For a final burst of color and nutrition, I add a generous amount of roughly chopped baby kale or spinach leaves to the soup just before serving.
This hearty soup is excellent on its own, and even better when served with Cheesy Rye Toast. This simple side is made with black rye bread, basil pesto (Sam’s Club is our go-to jarred pesto) and grated Havarti cheese.
To all the parents who have gone before me, and to those still in the game, I wish you all a safe, happy and delicious Halloween.
Savory Lentil Soup with Italian Sausage
Makes: 3 to 3 ½ quarts
2 tablespoons canola or olive oil
4 to 5 links Italian sausage (I use a blend of mild and spicy links)
1 onion, medium-diced 2 cloves garlic, minced (about 1 teaspoon)
3 large carrots, medium-diced
3 celery stalks, chopped
½ cup leeks, finely chopped (optional)
½ fennel bulb, finely chopped (optional)
2 teaspoons dried Italian herbs seasoning
1 pound dried brown lentils
3 ½ quarts chicken or vegetable stock or broth, more as needed
¾ teaspoon kosher salt
½ teaspoon black pepper
1 5-ounce package of baby kale leaves, roughly chopped (spinach also works)
2 tablespoons fresh parsley, finely chopped
Heat the oil in a large pot over medium-high heat until hot. Add the sausage links, reduce heat to medium and cook until browned and cooked through, turning every minute or so, about 6 to 8 minutes. Remove from heat and transfer to plate to cool. Once cool, cut links into round slices about ¼-inch thick.
In the same pot, add the onions, garlic, carrots, celery and Italian herb seasoning. Cook over medium heat, stirring often, until the vegetables start to soften and the onion is translucent, about 6 to 8 minutes. After 3 minutes, add the chopped leeks and fennel and use a wooden spoon to scrape the savory sausage bits from the bottom of the pan and work them into the mixture.
Stir in the dried lentils until evenly incorporated. Add 3 quarts of the chicken stock and bring to a boil over medium-high heat. Once boiling, reduce heat to medium-low and simmer gently, stirring occasionally, until lentils are tender, about 20 minutes. If the soup becomes too thick, add more chicken stock or water, ¼ cup at a time, until desired consistency is achieved.
Meanwhile, in a separate pan, heat 1 tablespoon of oil over medium heat. Add the sliced sausage rounds and cook until browned, turning often, about 3 to 4 minutes. Remove pan from burner and set aside.
After the soup has simmered for 20 minutes, add the cooked sausage slices and continue to simmer over medium-low heat for 10 minutes. Stir in the salt and pepper; taste and adjust seasoning as desired.

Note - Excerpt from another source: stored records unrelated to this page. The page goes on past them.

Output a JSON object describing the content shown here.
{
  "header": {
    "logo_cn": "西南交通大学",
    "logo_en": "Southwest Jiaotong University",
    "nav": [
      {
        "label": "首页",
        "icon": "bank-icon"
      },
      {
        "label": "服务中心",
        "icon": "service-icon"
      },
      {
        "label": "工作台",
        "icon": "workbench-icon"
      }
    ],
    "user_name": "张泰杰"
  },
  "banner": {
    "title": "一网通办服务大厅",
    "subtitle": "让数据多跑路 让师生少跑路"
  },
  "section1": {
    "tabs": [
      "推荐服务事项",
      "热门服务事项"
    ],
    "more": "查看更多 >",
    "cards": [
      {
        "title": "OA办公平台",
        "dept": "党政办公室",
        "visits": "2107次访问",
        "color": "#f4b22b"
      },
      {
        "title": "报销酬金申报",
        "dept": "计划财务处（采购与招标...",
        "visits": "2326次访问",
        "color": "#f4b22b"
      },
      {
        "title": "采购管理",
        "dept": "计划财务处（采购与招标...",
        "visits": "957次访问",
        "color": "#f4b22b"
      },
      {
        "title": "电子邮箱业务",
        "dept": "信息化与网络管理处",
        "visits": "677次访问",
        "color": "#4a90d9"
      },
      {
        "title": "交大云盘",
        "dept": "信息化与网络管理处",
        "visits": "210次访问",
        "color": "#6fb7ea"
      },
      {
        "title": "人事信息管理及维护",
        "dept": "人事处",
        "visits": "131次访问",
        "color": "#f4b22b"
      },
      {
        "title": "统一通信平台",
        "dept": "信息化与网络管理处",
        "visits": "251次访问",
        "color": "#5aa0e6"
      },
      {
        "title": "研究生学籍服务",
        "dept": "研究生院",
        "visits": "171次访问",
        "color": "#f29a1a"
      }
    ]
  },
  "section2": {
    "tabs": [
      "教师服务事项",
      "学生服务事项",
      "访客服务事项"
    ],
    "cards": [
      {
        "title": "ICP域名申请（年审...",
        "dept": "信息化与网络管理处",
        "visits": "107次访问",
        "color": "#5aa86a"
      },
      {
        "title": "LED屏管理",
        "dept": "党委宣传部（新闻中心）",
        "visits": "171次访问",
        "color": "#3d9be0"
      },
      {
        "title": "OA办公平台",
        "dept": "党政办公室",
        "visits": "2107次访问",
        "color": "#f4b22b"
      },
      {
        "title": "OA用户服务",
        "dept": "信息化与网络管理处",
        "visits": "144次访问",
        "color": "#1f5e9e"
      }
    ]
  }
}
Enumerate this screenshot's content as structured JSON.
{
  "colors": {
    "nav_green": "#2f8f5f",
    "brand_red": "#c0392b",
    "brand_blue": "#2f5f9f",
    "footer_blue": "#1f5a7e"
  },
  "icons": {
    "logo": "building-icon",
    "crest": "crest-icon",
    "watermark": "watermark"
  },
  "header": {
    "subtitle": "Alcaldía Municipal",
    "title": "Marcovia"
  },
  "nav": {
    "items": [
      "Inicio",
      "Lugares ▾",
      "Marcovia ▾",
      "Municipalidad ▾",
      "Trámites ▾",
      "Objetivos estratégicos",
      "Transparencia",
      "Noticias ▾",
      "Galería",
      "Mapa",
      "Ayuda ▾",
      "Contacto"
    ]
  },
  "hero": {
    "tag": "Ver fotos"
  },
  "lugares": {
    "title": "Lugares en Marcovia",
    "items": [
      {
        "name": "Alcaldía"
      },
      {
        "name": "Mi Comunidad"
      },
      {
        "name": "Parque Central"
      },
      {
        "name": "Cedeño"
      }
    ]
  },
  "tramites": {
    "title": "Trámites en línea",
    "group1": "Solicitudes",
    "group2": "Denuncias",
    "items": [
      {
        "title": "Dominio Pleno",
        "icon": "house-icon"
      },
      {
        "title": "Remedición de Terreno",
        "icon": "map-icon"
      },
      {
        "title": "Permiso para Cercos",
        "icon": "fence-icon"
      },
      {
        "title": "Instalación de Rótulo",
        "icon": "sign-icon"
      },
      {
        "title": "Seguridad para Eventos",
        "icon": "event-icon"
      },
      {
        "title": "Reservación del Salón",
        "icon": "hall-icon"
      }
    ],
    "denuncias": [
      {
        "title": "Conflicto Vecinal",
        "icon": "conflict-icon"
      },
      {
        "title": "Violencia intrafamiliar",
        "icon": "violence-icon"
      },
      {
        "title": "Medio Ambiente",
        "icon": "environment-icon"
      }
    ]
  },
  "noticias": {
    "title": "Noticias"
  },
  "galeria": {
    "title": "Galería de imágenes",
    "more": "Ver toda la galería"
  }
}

Just before serving, add the chopped kale and cook for 2 minutes just until the leaves begin to wilt. Ladle the soup into serving bowls and garnish with fresh parsley.
Cheesy Rye Toast
Slices of black rye bread
Havarti cheese, grated (large grate)
Preheat oven to 375 degrees and position rack 4 to 6 inches below the top of the oven.
Place slices of rye on a baking sheet and bake for 4 minutes, flipping bread over after 2 minutes. Remove from oven and set broiler to 500 degrees.
Spread a layer of pesto on one side of each slice of bread, then top with a generous heaping of grated Havarti. Broil until the cheese is fully melted, bubbling and turning golden brown in places. Ovens vary, so you may need to turn the sheet after 1 minute to ensure even baking.
When ready, remove toast from oven and cool for 1 minute before serving.
Recipe Time Capsule:
This week in...
- 2018: Cinnamon Toasted Pumpkin Seeds
- 2017: Beef with Barley Soup
- 2016: HoDo Stuffed Acorn Squash
- 2015: Almond Pear Salad
- 2014: Drunken Spaghetti
“Home with the Lost Italian” is a weekly column written by Sarah Nasello featuring recipes by her husband, Tony Nasello. The couple owned Sarello’s in Moorhead and lives in Fargo with their son, Giovanni. Readers can reach them at email@example.com.